* **Requirement**
When you return the data, keep every word exact and include none of the images.

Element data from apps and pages
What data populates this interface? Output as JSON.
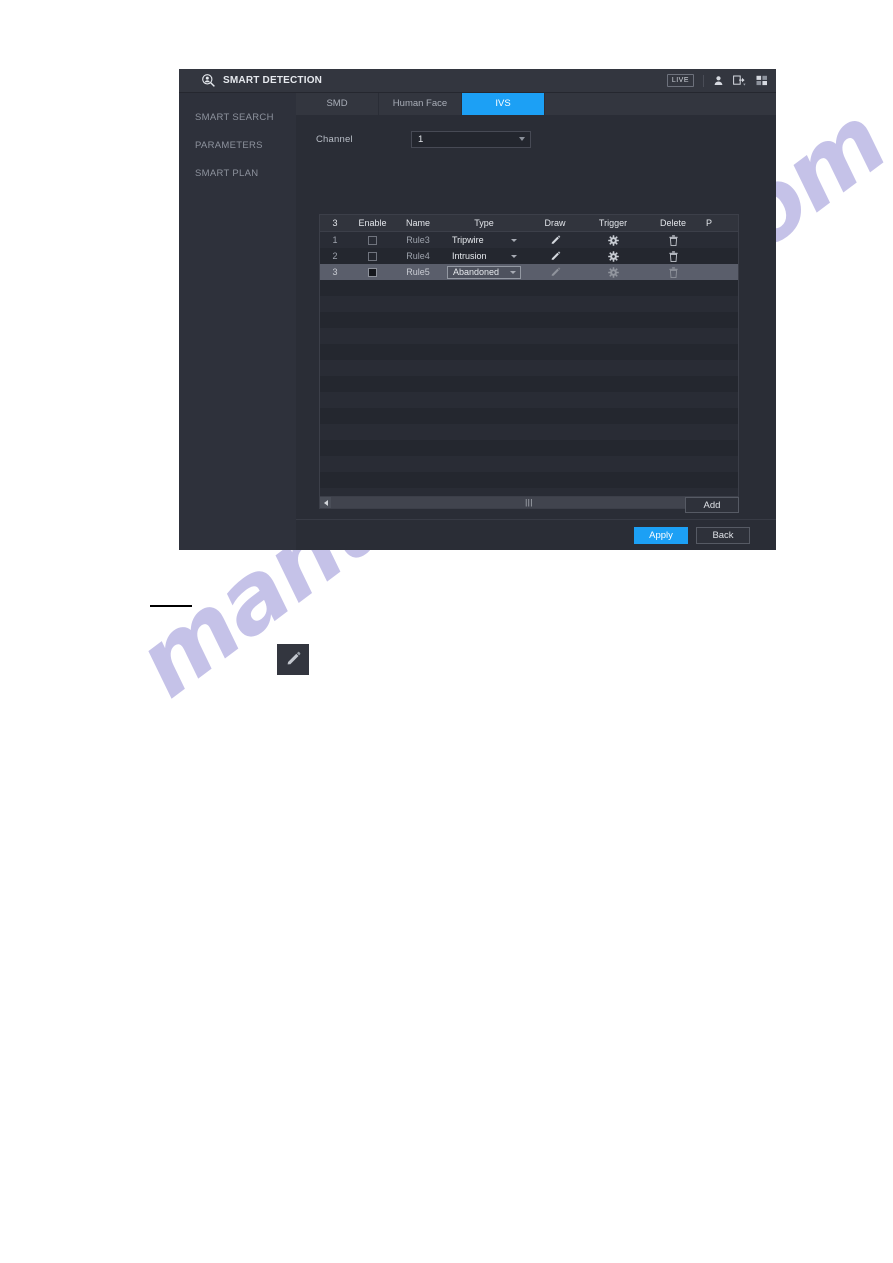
{
  "window": {
    "title": "SMART DETECTION",
    "title_icon": "smart-detection-icon",
    "live_badge": "LIVE",
    "icons": [
      "user-icon",
      "logout-icon",
      "chevron-down-icon",
      "layout-grid-icon"
    ]
  },
  "sidebar": {
    "items": [
      {
        "label": "SMART SEARCH"
      },
      {
        "label": "PARAMETERS"
      },
      {
        "label": "SMART PLAN"
      }
    ]
  },
  "tabs": [
    {
      "label": "SMD",
      "active": false
    },
    {
      "label": "Human Face",
      "active": false
    },
    {
      "label": "IVS",
      "active": true
    }
  ],
  "form": {
    "channel_label": "Channel",
    "channel_value": "1"
  },
  "table": {
    "headers": {
      "index": "3",
      "enable": "Enable",
      "name": "Name",
      "type": "Type",
      "draw": "Draw",
      "trigger": "Trigger",
      "delete": "Delete",
      "partial": "P"
    },
    "rows": [
      {
        "index": "1",
        "enabled": false,
        "name": "Rule3",
        "type": "Tripwire",
        "type_boxed": false,
        "selected": false,
        "draw_icon": "pencil-icon",
        "trigger_icon": "gear-icon",
        "delete_icon": "trash-icon"
      },
      {
        "index": "2",
        "enabled": false,
        "name": "Rule4",
        "type": "Intrusion",
        "type_boxed": false,
        "selected": false,
        "draw_icon": "pencil-icon",
        "trigger_icon": "gear-icon",
        "delete_icon": "trash-icon"
      },
      {
        "index": "3",
        "enabled": true,
        "name": "Rule5",
        "type": "Abandoned",
        "type_boxed": true,
        "selected": true,
        "draw_icon": "pencil-icon",
        "trigger_icon": "gear-icon",
        "delete_icon": "trash-icon"
      }
    ],
    "empty_row_count": 14,
    "scrollbar": {
      "left_arrow": "scroll-left-arrow-icon",
      "right_arrow": "scroll-right-arrow-icon",
      "grip": "|||"
    }
  },
  "buttons": {
    "add": "Add",
    "apply": "Apply",
    "back": "Back"
  },
  "document": {
    "watermark": "manualshive.com",
    "pencil_button_icon": "pencil-icon"
  },
  "colors": {
    "accent": "#1ca0f5",
    "window_bg": "#2a2d36",
    "sidebar_bg": "#2e313b",
    "titlebar_bg": "#33363f",
    "selected_row": "#5a5e6b",
    "watermark": "#3e34b4"
  }
}
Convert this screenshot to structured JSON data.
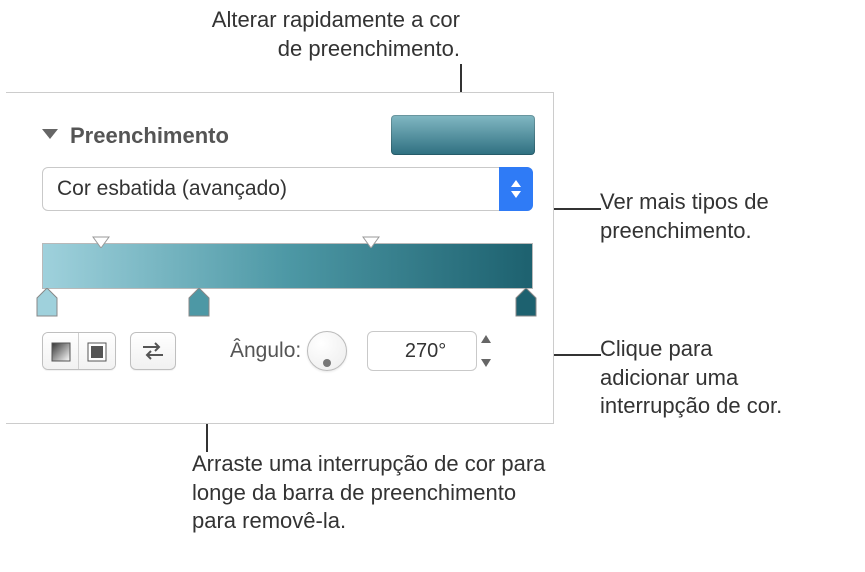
{
  "callouts": {
    "quick_color": "Alterar rapidamente a cor\nde preenchimento.",
    "more_types": "Ver mais tipos de\npreenchimento.",
    "add_stop": "Clique para\nadicionar uma\ninterrupção de cor.",
    "remove_stop": "Arraste uma interrupção de cor para\nlonge da barra de preenchimento\npara removê-la."
  },
  "panel": {
    "section_title": "Preenchimento",
    "fill_type": "Cor esbatida (avançado)",
    "swatch_gradient": [
      "#82b8c3",
      "#2e6f80"
    ],
    "gradient_stops": [
      {
        "position": 0.01,
        "color": "#9fd1dc"
      },
      {
        "position": 0.32,
        "color": "#4d98a5"
      },
      {
        "position": 0.985,
        "color": "#1d616f"
      }
    ],
    "top_handles": [
      0.12,
      0.67
    ],
    "angle_label": "Ângulo:",
    "angle_value": "270°"
  },
  "icons": {
    "disclosure": "chevron-down-icon",
    "select_arrows": "up-down-arrows-icon",
    "linear_mode": "linear-gradient-icon",
    "radial_mode": "radial-gradient-icon",
    "flip": "swap-arrows-icon",
    "stepper_up": "stepper-up-icon",
    "stepper_down": "stepper-down-icon"
  }
}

* **Answer section**
What data populates this interface? Output as JSON.
{
  "window": {
    "title": "SMART DETECTION",
    "title_icon": "smart-detection-icon",
    "live_badge": "LIVE",
    "icons": [
      "user-icon",
      "logout-icon",
      "chevron-down-icon",
      "layout-grid-icon"
    ]
  },
  "sidebar": {
    "items": [
      {
        "label": "SMART SEARCH"
      },
      {
        "label": "PARAMETERS"
      },
      {
        "label": "SMART PLAN"
      }
    ]
  },
  "tabs": [
    {
      "label": "SMD",
      "active": false
    },
    {
      "label": "Human Face",
      "active": false
    },
    {
      "label": "IVS",
      "active": true
    }
  ],
  "form": {
    "channel_label": "Channel",
    "channel_value": "1"
  },
  "table": {
    "headers": {
      "index": "3",
      "enable": "Enable",
      "name": "Name",
      "type": "Type",
      "draw": "Draw",
      "trigger": "Trigger",
      "delete": "Delete",
      "partial": "P"
    },
    "rows": [
      {
        "index": "1",
        "enabled": false,
        "name": "Rule3",
        "type": "Tripwire",
        "type_boxed": false,
        "selected": false,
        "draw_icon": "pencil-icon",
        "trigger_icon": "gear-icon",
        "delete_icon": "trash-icon"
      },
      {
        "index": "2",
        "enabled": false,
        "name": "Rule4",
        "type": "Intrusion",
        "type_boxed": false,
        "selected": false,
        "draw_icon": "pencil-icon",
        "trigger_icon": "gear-icon",
        "delete_icon": "trash-icon"
      },
      {
        "index": "3",
        "enabled": true,
        "name": "Rule5",
        "type": "Abandoned",
        "type_boxed": true,
        "selected": true,
        "draw_icon": "pencil-icon",
        "trigger_icon": "gear-icon",
        "delete_icon": "trash-icon"
      }
    ],
    "empty_row_count": 14,
    "scrollbar": {
      "left_arrow": "scroll-left-arrow-icon",
      "right_arrow": "scroll-right-arrow-icon",
      "grip": "|||"
    }
  },
  "buttons": {
    "add": "Add",
    "apply": "Apply",
    "back": "Back"
  },
  "document": {
    "watermark": "manualshive.com",
    "pencil_button_icon": "pencil-icon"
  },
  "colors": {
    "accent": "#1ca0f5",
    "window_bg": "#2a2d36",
    "sidebar_bg": "#2e313b",
    "titlebar_bg": "#33363f",
    "selected_row": "#5a5e6b",
    "watermark": "#3e34b4"
  }
}
Convert this screenshot to structured JSON data.
{
  "callouts": {
    "quick_color": "Alterar rapidamente a cor\nde preenchimento.",
    "more_types": "Ver mais tipos de\npreenchimento.",
    "add_stop": "Clique para\nadicionar uma\ninterrupção de cor.",
    "remove_stop": "Arraste uma interrupção de cor para\nlonge da barra de preenchimento\npara removê-la."
  },
  "panel": {
    "section_title": "Preenchimento",
    "fill_type": "Cor esbatida (avançado)",
    "swatch_gradient": [
      "#82b8c3",
      "#2e6f80"
    ],
    "gradient_stops": [
      {
        "position": 0.01,
        "color": "#9fd1dc"
      },
      {
        "position": 0.32,
        "color": "#4d98a5"
      },
      {
        "position": 0.985,
        "color": "#1d616f"
      }
    ],
    "top_handles": [
      0.12,
      0.67
    ],
    "angle_label": "Ângulo:",
    "angle_value": "270°"
  },
  "icons": {
    "disclosure": "chevron-down-icon",
    "select_arrows": "up-down-arrows-icon",
    "linear_mode": "linear-gradient-icon",
    "radial_mode": "radial-gradient-icon",
    "flip": "swap-arrows-icon",
    "stepper_up": "stepper-up-icon",
    "stepper_down": "stepper-down-icon"
  }
}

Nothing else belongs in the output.